The growth of Japanese SMEs depends on whether they can produce highly additive value in manufacturing and also if they can find high-profit margin products. We want to be available to support the SMEs in achieving these two things. I am helping them realize sustainable growth.
Your company has made quite a headway in additive manufacturing, and you were focusing on metals. As a result, you worked with various metal and alloy materials. Can you give us a specific example of such a development and explain more about your expansion into additive manufacturing?
Japanese additive manufacturing is slightly delayed compared to Europe and the US because we do not have the military and aerospace market that they have. We started working with the automotive and energy sectors. They are our top two markets. We installed about 30 systems, half of which are in the automotive industry. At the time, they were working on lightweight automobiles and dealing with aluminum alloys.
The other market we are interested in is copper alloys. Copper can be challenging to handle due to electricity and temperature problems, but we are willing to work with it because it is highly reflective. One of our successes was in the area of Aichi, where Toyota is. They were looking for tested technologies that can be used for bending coils because their engineers are getting old, and it is difficult to find new employees. At the time, we had some successful results with our copper technologies, so they started working with us and also developed their own. They installed four of our systems for induction coils.
The technology for additive manufacturing has been around for some time now. In the beginning, people said that it would revolutionize industries. However, it has not yet done so. In countries like the US, we see that it is utilized to manufacture low-volume specific components on the same day.

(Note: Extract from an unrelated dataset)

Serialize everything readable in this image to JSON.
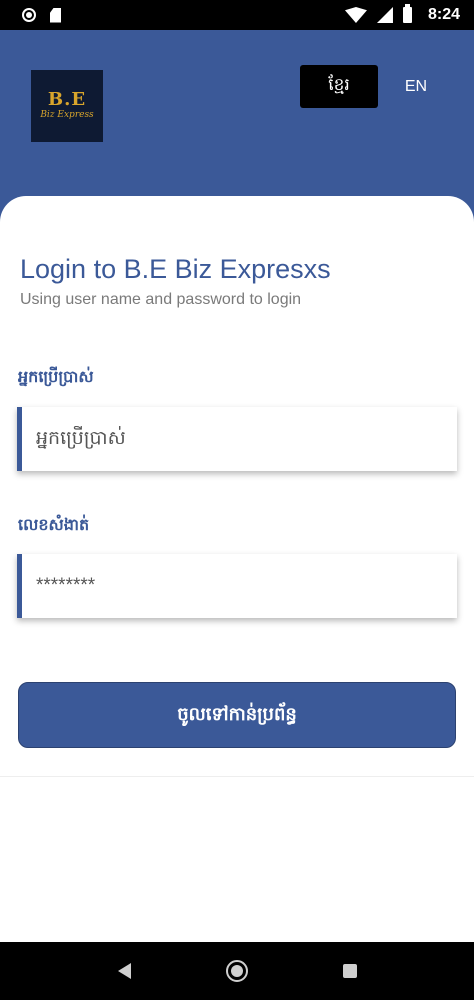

What do you think will be the role of additive manufacturing in Japan's supply chain?
The problem is often in qualifications. Global additive manufacturing qualification similar to ASTM or TM does not exist. They are probably making it right now. I heard that 70% is from ASTM (American Society for Testing and Materials) and 20 % from DIN (Deutsches Institut für Normung/German Institute for Standardization). Japan is just waiting for it.
Only Japan has middleman companies. As an island company, we are isolated and limited in our foreign language skills. Finding an engineer in Japan who can speak English is very difficult. Engineers from Germany or Finland can come alone to Japan and communicate in English. However, we have to send our engineers with translators. This is a challenge for Japan. If overseas companies want to know more about additive manufacturing in Japan, only very few people can communicate in English.
The cost of living today has not changed since when I was a child. When I went to China 20 years ago, the prices seemed cheap, but now they are the same as Japan. This was a result of our challenging situation.
If we come back for your 100th anniversary, what goals and personal ambitions would you like to have achieved by then?
I wish to give additional bonuses to our employees. As a company, we would have been working and supporting our partners for 100 years! We would like to continue doing it. Moreover, we view Japan's future as very important, so we want to provide a bright future for our children. We want to actively take part in fortifying the Japanese monozukuri and strengthening our technologies. I believe that our technological advancements can meet the challenges of our resource-poor country, and this is what we would like to focus our energies on moving forward.